• _INSTRUCTIONS TO FOLLOW_: Here are some records. Repeat them all exactly.

┄┄┄┄┄┄┄┄┄┄

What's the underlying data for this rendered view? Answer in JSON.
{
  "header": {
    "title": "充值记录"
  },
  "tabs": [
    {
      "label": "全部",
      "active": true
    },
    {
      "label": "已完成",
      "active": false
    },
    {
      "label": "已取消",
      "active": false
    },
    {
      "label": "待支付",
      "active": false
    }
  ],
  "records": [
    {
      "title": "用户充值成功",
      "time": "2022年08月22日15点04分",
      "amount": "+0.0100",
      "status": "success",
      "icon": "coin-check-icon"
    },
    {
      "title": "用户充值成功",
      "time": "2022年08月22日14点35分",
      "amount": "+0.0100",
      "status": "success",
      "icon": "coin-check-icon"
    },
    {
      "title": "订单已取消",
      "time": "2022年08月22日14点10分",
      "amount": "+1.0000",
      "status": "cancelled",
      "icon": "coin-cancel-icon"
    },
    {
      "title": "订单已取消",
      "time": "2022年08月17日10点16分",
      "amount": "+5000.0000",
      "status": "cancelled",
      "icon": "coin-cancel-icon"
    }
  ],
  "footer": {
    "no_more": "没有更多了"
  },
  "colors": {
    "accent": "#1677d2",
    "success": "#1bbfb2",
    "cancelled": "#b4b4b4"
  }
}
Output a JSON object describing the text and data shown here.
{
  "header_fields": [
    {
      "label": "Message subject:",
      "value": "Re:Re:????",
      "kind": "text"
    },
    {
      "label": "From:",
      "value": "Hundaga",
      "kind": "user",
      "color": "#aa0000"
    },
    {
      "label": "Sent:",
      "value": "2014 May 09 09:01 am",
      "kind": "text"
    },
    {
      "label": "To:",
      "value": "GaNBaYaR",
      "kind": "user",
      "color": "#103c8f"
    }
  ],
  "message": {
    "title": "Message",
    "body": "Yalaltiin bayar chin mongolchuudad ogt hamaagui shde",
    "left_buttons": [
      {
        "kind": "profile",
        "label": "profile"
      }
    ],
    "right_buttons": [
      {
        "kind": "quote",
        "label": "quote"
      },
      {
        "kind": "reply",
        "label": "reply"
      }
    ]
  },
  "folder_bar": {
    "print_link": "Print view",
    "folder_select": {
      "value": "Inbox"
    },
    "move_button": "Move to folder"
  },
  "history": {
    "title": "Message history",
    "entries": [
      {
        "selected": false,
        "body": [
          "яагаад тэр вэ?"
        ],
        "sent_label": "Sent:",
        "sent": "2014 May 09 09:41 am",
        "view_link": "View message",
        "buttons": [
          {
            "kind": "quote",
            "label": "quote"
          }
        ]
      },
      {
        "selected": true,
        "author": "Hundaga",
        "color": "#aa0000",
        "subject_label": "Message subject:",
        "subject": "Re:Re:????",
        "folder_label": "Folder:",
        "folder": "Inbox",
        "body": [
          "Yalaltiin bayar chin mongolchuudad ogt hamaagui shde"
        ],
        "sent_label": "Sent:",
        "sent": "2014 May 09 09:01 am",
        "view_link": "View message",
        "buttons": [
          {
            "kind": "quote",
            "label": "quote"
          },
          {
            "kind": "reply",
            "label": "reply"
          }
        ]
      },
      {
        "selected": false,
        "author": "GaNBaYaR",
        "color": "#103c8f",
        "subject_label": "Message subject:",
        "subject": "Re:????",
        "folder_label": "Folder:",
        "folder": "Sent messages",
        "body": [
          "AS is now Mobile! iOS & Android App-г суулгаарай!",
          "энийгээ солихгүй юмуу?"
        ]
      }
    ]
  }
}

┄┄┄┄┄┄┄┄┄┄

• _EXPECTED OUTPUT_:
What's the underlying data for this rendered view? Answer in JSON.
{
  "header": {
    "title": "充值记录"
  },
  "tabs": [
    {
      "label": "全部",
      "active": true
    },
    {
      "label": "已完成",
      "active": false
    },
    {
      "label": "已取消",
      "active": false
    },
    {
      "label": "待支付",
      "active": false
    }
  ],
  "records": [
    {
      "title": "用户充值成功",
      "time": "2022年08月22日15点04分",
      "amount": "+0.0100",
      "status": "success",
      "icon": "coin-check-icon"
    },
    {
      "title": "用户充值成功",
      "time": "2022年08月22日14点35分",
      "amount": "+0.0100",
      "status": "success",
      "icon": "coin-check-icon"
    },
    {
      "title": "订单已取消",
      "time": "2022年08月22日14点10分",
      "amount": "+1.0000",
      "status": "cancelled",
      "icon": "coin-cancel-icon"
    },
    {
      "title": "订单已取消",
      "time": "2022年08月17日10点16分",
      "amount": "+5000.0000",
      "status": "cancelled",
      "icon": "coin-cancel-icon"
    }
  ],
  "footer": {
    "no_more": "没有更多了"
  },
  "colors": {
    "accent": "#1677d2",
    "success": "#1bbfb2",
    "cancelled": "#b4b4b4"
  }
}
Output a JSON object describing the text and data shown here.
{
  "header_fields": [
    {
      "label": "Message subject:",
      "value": "Re:Re:????",
      "kind": "text"
    },
    {
      "label": "From:",
      "value": "Hundaga",
      "kind": "user",
      "color": "#aa0000"
    },
    {
      "label": "Sent:",
      "value": "2014 May 09 09:01 am",
      "kind": "text"
    },
    {
      "label": "To:",
      "value": "GaNBaYaR",
      "kind": "user",
      "color": "#103c8f"
    }
  ],
  "message": {
    "title": "Message",
    "body": "Yalaltiin bayar chin mongolchuudad ogt hamaagui shde",
    "left_buttons": [
      {
        "kind": "profile",
        "label": "profile"
      }
    ],
    "right_buttons": [
      {
        "kind": "quote",
        "label": "quote"
      },
      {
        "kind": "reply",
        "label": "reply"
      }
    ]
  },
  "folder_bar": {
    "print_link": "Print view",
    "folder_select": {
      "value": "Inbox"
    },
    "move_button": "Move to folder"
  },
  "history": {
    "title": "Message history",
    "entries": [
      {
        "selected": false,
        "body": [
          "яагаад тэр вэ?"
        ],
        "sent_label": "Sent:",
        "sent": "2014 May 09 09:41 am",
        "view_link": "View message",
        "buttons": [
          {
            "kind": "quote",
            "label": "quote"
          }
        ]
      },
      {
        "selected": true,
        "author": "Hundaga",
        "color": "#aa0000",
        "subject_label": "Message subject:",
        "subject": "Re:Re:????",
        "folder_label": "Folder:",
        "folder": "Inbox",
        "body": [
          "Yalaltiin bayar chin mongolchuudad ogt hamaagui shde"
        ],
        "sent_label": "Sent:",
        "sent": "2014 May 09 09:01 am",
        "view_link": "View message",
        "buttons": [
          {
            "kind": "quote",
            "label": "quote"
          },
          {
            "kind": "reply",
            "label": "reply"
          }
        ]
      },
      {
        "selected": false,
        "author": "GaNBaYaR",
        "color": "#103c8f",
        "subject_label": "Message subject:",
        "subject": "Re:????",
        "folder_label": "Folder:",
        "folder": "Sent messages",
        "body": [
          "AS is now Mobile! iOS & Android App-г суулгаарай!",
          "энийгээ солихгүй юмуу?"
        ]
      }
    ]
  }
}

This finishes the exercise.